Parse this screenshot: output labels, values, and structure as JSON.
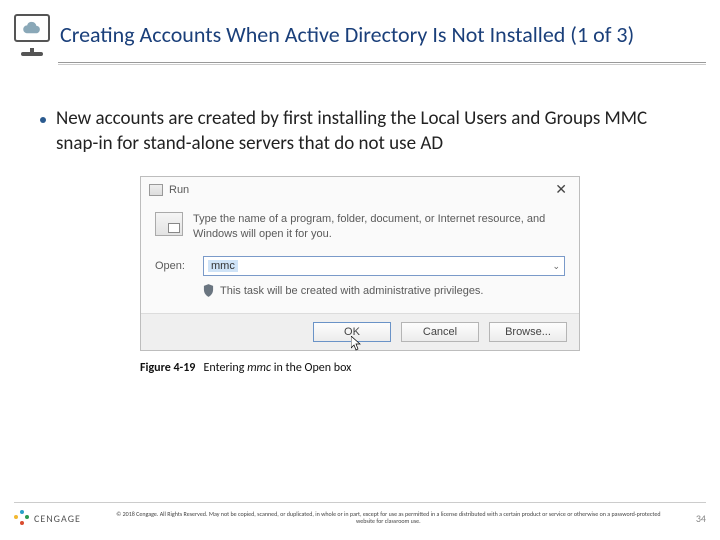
{
  "header": {
    "title": "Creating Accounts When Active Directory Is Not Installed (1 of 3)"
  },
  "bullet": {
    "text": "New accounts are created by first installing the Local Users and Groups MMC snap-in for stand-alone servers that do not use AD"
  },
  "run_dialog": {
    "title": "Run",
    "close": "✕",
    "description": "Type the name of a program, folder, document, or Internet resource, and Windows will open it for you.",
    "open_label": "Open:",
    "input_value": "mmc",
    "privilege_note": "This task will be created with administrative privileges.",
    "buttons": {
      "ok": "OK",
      "cancel": "Cancel",
      "browse": "Browse..."
    }
  },
  "figure": {
    "number": "Figure 4-19",
    "caption_prefix": "Entering ",
    "caption_code": "mmc",
    "caption_suffix": " in the Open box"
  },
  "footer": {
    "brand": "CENGAGE",
    "copyright": "© 2018 Cengage. All Rights Reserved. May not be copied, scanned, or duplicated, in whole or in part, except for use as permitted in a license distributed with a certain product or service or otherwise on a password-protected website for classroom use.",
    "page": "34"
  }
}
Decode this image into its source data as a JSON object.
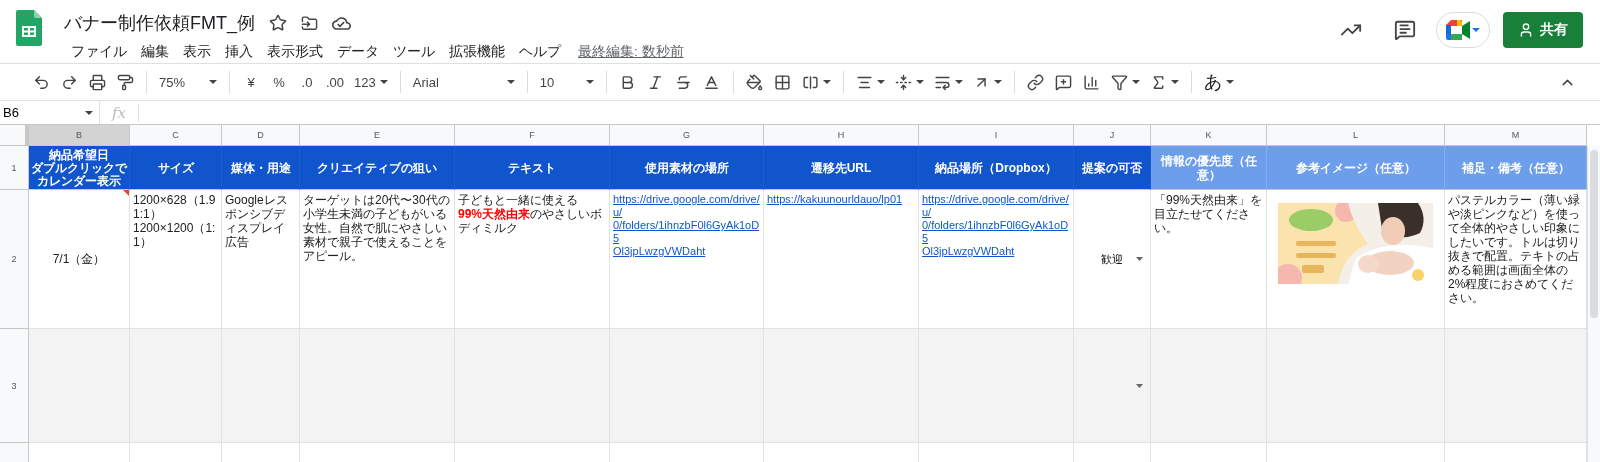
{
  "document": {
    "title": "バナー制作依頼FMT_例",
    "last_edit": "最終編集: 数秒前"
  },
  "menu": [
    "ファイル",
    "編集",
    "表示",
    "挿入",
    "表示形式",
    "データ",
    "ツール",
    "拡張機能",
    "ヘルプ"
  ],
  "share_button": {
    "label": "共有"
  },
  "toolbar": {
    "zoom": "75%",
    "currency": "¥",
    "percent": "%",
    "decrease_decimal": ".0",
    "increase_decimal": ".00",
    "number_format": "123",
    "font": "Arial",
    "font_size": "10",
    "input_tools": "あ"
  },
  "formula_bar": {
    "cell_ref": "B6",
    "fx": "fx"
  },
  "sheet": {
    "column_letters": [
      {
        "label": "B",
        "selected": true
      },
      {
        "label": "C",
        "selected": false
      },
      {
        "label": "D",
        "selected": false
      },
      {
        "label": "E",
        "selected": false
      },
      {
        "label": "F",
        "selected": false
      },
      {
        "label": "G",
        "selected": false
      },
      {
        "label": "H",
        "selected": false
      },
      {
        "label": "I",
        "selected": false
      },
      {
        "label": "J",
        "selected": false
      },
      {
        "label": "K",
        "selected": false
      },
      {
        "label": "L",
        "selected": false
      },
      {
        "label": "M",
        "selected": false
      }
    ],
    "header_row": {
      "number": "1",
      "cells": [
        {
          "text": "納品希望日",
          "note": "ダブルクリックでカレンダー表示",
          "kind": "required"
        },
        {
          "text": "サイズ",
          "kind": "required"
        },
        {
          "text": "媒体・用途",
          "kind": "required"
        },
        {
          "text": "クリエイティブの狙い",
          "kind": "required"
        },
        {
          "text": "テキスト",
          "kind": "required"
        },
        {
          "text": "使用素材の場所",
          "kind": "required"
        },
        {
          "text": "遷移先URL",
          "kind": "required"
        },
        {
          "text": "納品場所（Dropbox）",
          "kind": "required"
        },
        {
          "text": "提案の可否",
          "kind": "required"
        },
        {
          "text": "情報の優先度（任意）",
          "kind": "optional"
        },
        {
          "text": "参考イメージ（任意）",
          "kind": "optional"
        },
        {
          "text": "補足・備考（任意）",
          "kind": "optional"
        }
      ]
    },
    "rows": [
      {
        "number": "2",
        "shaded": false,
        "cells": [
          {
            "kind": "date",
            "text": "7/1（金）",
            "comment": true
          },
          {
            "kind": "text",
            "text": "1200×628（1.91:1）\n1200×1200（1:1）"
          },
          {
            "kind": "text",
            "text": "Googleレスポンシブディスプレイ広告"
          },
          {
            "kind": "text",
            "text": "ターゲットは20代〜30代の小学生未満の子どもがいる女性。自然で肌にやさしい素材で親子で使えることをアピール。"
          },
          {
            "kind": "text",
            "text": "子どもと一緒に使える\n**99%天然由来**のやさしいボディミルク"
          },
          {
            "kind": "link",
            "lines": [
              "https://drive.google.com/drive/u/",
              "0/folders/1ihnzbF0l6GyAk1oD5",
              "Ol3jpLwzgVWDaht"
            ]
          },
          {
            "kind": "link",
            "lines": [
              "https://kakuunourldauo/lp01"
            ]
          },
          {
            "kind": "link",
            "lines": [
              "https://drive.google.com/drive/u/",
              "0/folders/1ihnzbF0l6GyAk1oD5",
              "Ol3jpLwzgVWDaht"
            ]
          },
          {
            "kind": "dropdown",
            "value": "歓迎"
          },
          {
            "kind": "text",
            "text": "「99%天然由来」を目立たせてください。"
          },
          {
            "kind": "picture"
          },
          {
            "kind": "text",
            "text": "パステルカラー（薄い緑や淡ピンクなど）を使って全体的やさしい印象にしたいです。トルは切り抜きで配置。テキトの占める範囲は画面全体の2%程度におさめてください。"
          }
        ]
      },
      {
        "number": "3",
        "shaded": true,
        "cells": [
          {
            "kind": "empty"
          },
          {
            "kind": "empty"
          },
          {
            "kind": "empty"
          },
          {
            "kind": "empty"
          },
          {
            "kind": "empty"
          },
          {
            "kind": "empty"
          },
          {
            "kind": "empty"
          },
          {
            "kind": "empty"
          },
          {
            "kind": "dropdown"
          },
          {
            "kind": "empty"
          },
          {
            "kind": "empty"
          },
          {
            "kind": "empty"
          }
        ]
      }
    ]
  }
}
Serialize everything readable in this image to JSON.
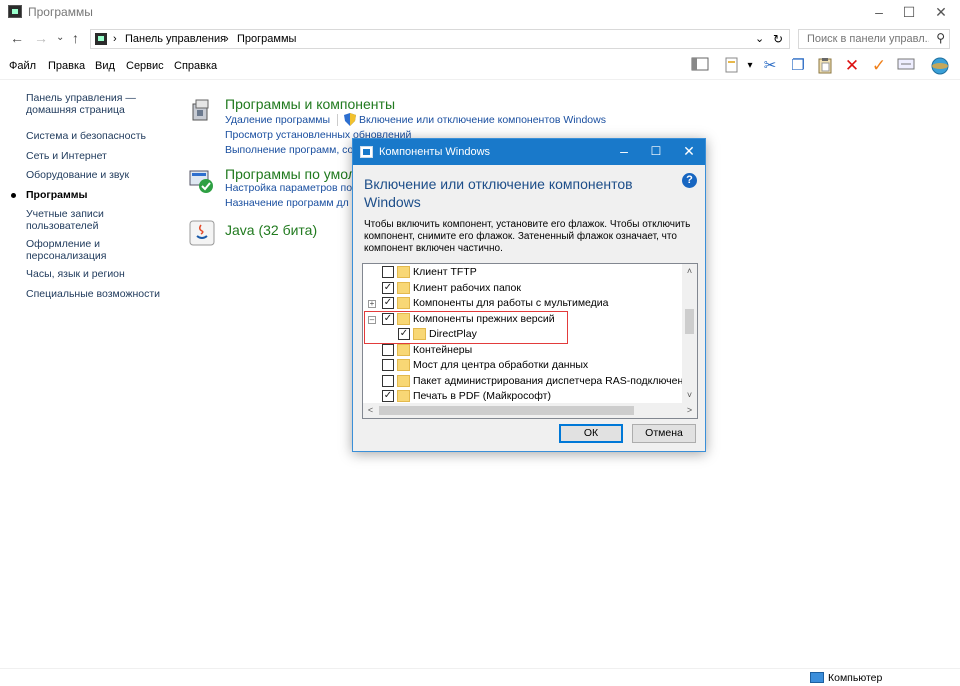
{
  "window": {
    "title": "Программы",
    "minimize": "–",
    "maximize": "☐",
    "close": "✕"
  },
  "address": {
    "back": "←",
    "forward": "→",
    "recent": "⌄",
    "up": "↑",
    "sep1": "›",
    "crumb1": "Панель управления",
    "sep2": "›",
    "crumb2": "Программы",
    "dropdown": "⌄",
    "refresh": "↻",
    "search_placeholder": "Поиск в панели управл...",
    "search_icon": "⚲"
  },
  "menu": {
    "file": "Файл",
    "edit": "Правка",
    "view": "Вид",
    "service": "Сервис",
    "help": "Справка"
  },
  "toolbar": {
    "icons": [
      "panel-icon",
      "properties-icon",
      "cut-icon",
      "copy-icon",
      "paste-icon",
      "delete-icon",
      "check-icon",
      "rename-icon",
      "globe-icon"
    ],
    "cut": "✂",
    "copy": "❐",
    "paste": "📋",
    "delete": "✕",
    "check": "✓",
    "globe": "●",
    "dropdown": "▾"
  },
  "sidebar": {
    "home": "Панель управления — домашняя страница",
    "items": [
      "Система и безопасность",
      "Сеть и Интернет",
      "Оборудование и звук",
      "Программы",
      "Учетные записи пользователей",
      "Оформление и персонализация",
      "Часы, язык и регион",
      "Специальные возможности"
    ]
  },
  "main": {
    "programs_title": "Программы и компоненты",
    "uninstall_link": "Удаление программы",
    "features_link": "Включение или отключение компонентов Windows",
    "updates_link": "Просмотр установленных обновлений",
    "run_old_link": "Выполнение программ, со",
    "defaults_title": "Программы по умол",
    "defaults_link1": "Настройка параметров по у",
    "defaults_link2": "Назначение программ дл",
    "java_title": "Java (32 бита)"
  },
  "dialog": {
    "title": "Компоненты Windows",
    "minimize": "–",
    "maximize": "☐",
    "close": "✕",
    "heading": "Включение или отключение компонентов Windows",
    "help": "?",
    "description": "Чтобы включить компонент, установите его флажок. Чтобы отключить компонент, снимите его флажок. Затененный флажок означает, что компонент включен частично.",
    "tree": [
      {
        "label": "Клиент TFTP",
        "checked": false,
        "expander": ""
      },
      {
        "label": "Клиент рабочих папок",
        "checked": true,
        "expander": ""
      },
      {
        "label": "Компоненты для работы с мультимедиа",
        "checked": true,
        "expander": "+"
      },
      {
        "label": "Компоненты прежних версий",
        "checked": true,
        "expander": "–"
      },
      {
        "label": "DirectPlay",
        "checked": true,
        "expander": "",
        "child": true
      },
      {
        "label": "Контейнеры",
        "checked": false,
        "expander": ""
      },
      {
        "label": "Мост для центра обработки данных",
        "checked": false,
        "expander": ""
      },
      {
        "label": "Пакет администрирования диспетчера RAS-подключений",
        "checked": false,
        "expander": ""
      },
      {
        "label": "Печать в PDF (Майкрософт)",
        "checked": true,
        "expander": ""
      }
    ],
    "checkmark": "✓",
    "scroll_up": "˄",
    "scroll_down": "˅",
    "scroll_left": "<",
    "scroll_right": ">",
    "ok": "ОК",
    "cancel": "Отмена"
  },
  "status": {
    "computer": "Компьютер"
  },
  "colors": {
    "dialog_title_bg": "#1979ca",
    "link": "#1a4fa0",
    "section_title": "#217a1f",
    "highlight": "#e23b3b"
  }
}
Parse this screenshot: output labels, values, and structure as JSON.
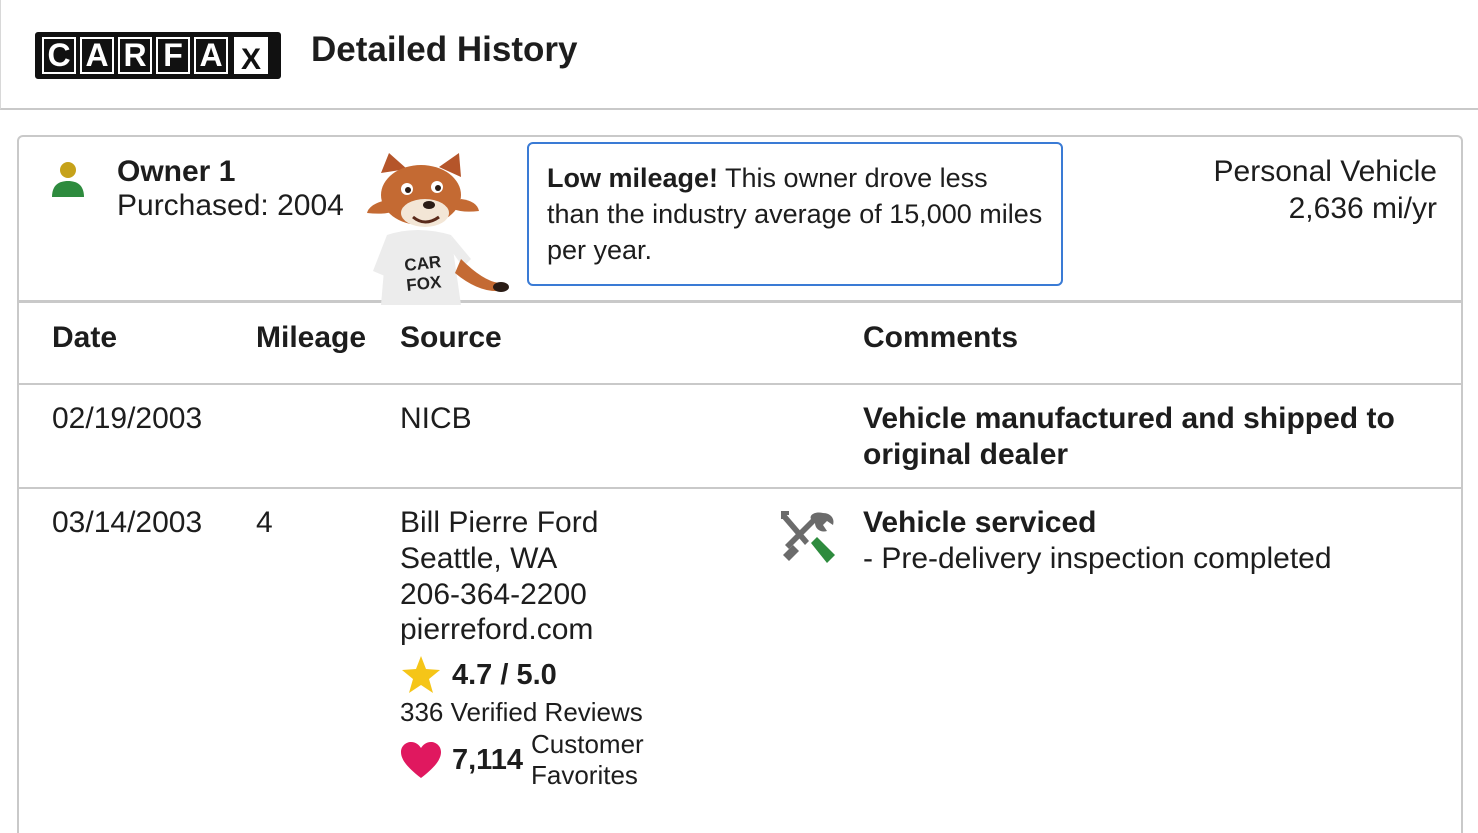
{
  "brand": {
    "logo_letters": [
      "C",
      "A",
      "R",
      "F",
      "A",
      "X"
    ]
  },
  "header": {
    "title": "Detailed History"
  },
  "owner": {
    "name": "Owner 1",
    "purchased": "Purchased: 2004",
    "mascot_shirt": "CAR FOX",
    "callout_bold": "Low mileage!",
    "callout_text": " This owner drove less than the industry average of 15,000 miles per year.",
    "vehicle_type": "Personal Vehicle",
    "mileage_rate": "2,636 mi/yr"
  },
  "table": {
    "columns": [
      "Date",
      "Mileage",
      "Source",
      "Comments"
    ],
    "rows": [
      {
        "date": "02/19/2003",
        "mileage": "",
        "source": "NICB",
        "comment": "Vehicle manufactured and shipped to original dealer"
      },
      {
        "date": "03/14/2003",
        "mileage": "4",
        "source_name": "Bill Pierre Ford",
        "source_city": "Seattle, WA",
        "source_phone": "206-364-2200",
        "source_site": "pierreford.com",
        "rating": "4.7 / 5.0",
        "reviews": "336 Verified Reviews",
        "favorites_count": "7,114",
        "favorites_label": "Customer Favorites",
        "comment": "Vehicle serviced",
        "comment_detail": "- Pre-delivery inspection completed"
      }
    ]
  },
  "colors": {
    "callout_border": "#3a7bd5",
    "person_head": "#c6a21a",
    "person_body": "#2e8b3e",
    "star": "#f5c518",
    "heart": "#e0185f",
    "tool_handle": "#2e8b3e"
  },
  "icons": [
    "person-icon",
    "fox-mascot",
    "tools-icon",
    "star-icon",
    "heart-icon"
  ]
}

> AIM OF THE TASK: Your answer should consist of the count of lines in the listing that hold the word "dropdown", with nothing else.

> SOLUTION BELOW: 4